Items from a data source
Start of Block
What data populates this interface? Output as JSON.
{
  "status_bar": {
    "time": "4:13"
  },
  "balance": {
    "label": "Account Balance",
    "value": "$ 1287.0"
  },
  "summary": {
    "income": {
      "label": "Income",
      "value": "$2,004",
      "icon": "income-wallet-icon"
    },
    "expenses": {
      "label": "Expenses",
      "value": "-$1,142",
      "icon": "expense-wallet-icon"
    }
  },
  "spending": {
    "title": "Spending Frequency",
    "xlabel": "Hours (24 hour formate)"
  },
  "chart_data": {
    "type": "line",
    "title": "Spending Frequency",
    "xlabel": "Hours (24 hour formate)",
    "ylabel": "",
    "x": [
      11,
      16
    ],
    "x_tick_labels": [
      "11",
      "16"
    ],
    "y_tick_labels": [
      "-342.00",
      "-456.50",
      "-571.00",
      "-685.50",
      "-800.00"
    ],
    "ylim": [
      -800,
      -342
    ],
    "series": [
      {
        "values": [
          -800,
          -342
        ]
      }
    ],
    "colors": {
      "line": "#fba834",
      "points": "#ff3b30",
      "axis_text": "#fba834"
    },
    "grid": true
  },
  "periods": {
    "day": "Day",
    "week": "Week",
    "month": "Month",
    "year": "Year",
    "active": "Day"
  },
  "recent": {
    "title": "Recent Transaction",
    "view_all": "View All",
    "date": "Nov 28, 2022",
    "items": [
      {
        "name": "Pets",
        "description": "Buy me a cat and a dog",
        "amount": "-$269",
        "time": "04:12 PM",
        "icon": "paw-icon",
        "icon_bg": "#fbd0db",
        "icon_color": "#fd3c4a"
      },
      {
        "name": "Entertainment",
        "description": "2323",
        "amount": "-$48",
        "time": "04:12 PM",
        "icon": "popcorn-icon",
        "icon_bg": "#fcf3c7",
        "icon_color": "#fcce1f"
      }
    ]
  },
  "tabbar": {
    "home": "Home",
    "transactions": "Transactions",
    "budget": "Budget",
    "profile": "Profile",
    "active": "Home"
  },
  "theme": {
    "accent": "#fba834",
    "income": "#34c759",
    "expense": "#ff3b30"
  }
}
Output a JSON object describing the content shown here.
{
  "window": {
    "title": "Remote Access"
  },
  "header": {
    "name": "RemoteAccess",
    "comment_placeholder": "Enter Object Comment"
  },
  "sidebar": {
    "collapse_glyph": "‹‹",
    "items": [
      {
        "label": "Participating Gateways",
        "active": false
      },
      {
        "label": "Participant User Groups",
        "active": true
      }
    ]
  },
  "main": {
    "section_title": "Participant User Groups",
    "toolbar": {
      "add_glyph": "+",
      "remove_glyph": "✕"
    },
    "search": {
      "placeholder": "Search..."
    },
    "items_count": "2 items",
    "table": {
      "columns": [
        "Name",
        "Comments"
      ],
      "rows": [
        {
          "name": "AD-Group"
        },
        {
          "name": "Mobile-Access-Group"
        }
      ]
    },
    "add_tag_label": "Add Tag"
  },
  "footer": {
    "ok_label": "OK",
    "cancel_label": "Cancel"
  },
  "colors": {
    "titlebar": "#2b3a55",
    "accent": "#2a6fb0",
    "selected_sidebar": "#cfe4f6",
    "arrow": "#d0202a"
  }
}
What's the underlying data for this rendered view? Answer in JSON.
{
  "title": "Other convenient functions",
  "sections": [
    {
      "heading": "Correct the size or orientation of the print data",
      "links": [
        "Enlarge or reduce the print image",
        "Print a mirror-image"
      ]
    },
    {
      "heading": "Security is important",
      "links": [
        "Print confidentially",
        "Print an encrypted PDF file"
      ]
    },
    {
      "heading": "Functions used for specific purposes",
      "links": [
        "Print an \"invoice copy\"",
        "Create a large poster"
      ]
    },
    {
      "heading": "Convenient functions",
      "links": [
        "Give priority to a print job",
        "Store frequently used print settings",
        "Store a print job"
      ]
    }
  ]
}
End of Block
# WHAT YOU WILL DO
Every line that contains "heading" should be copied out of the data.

# YOUR SOLUTION
      "heading": "Correct the size or orientation of the print data",
      "heading": "Security is important",
      "heading": "Functions used for specific purposes",
      "heading": "Convenient functions",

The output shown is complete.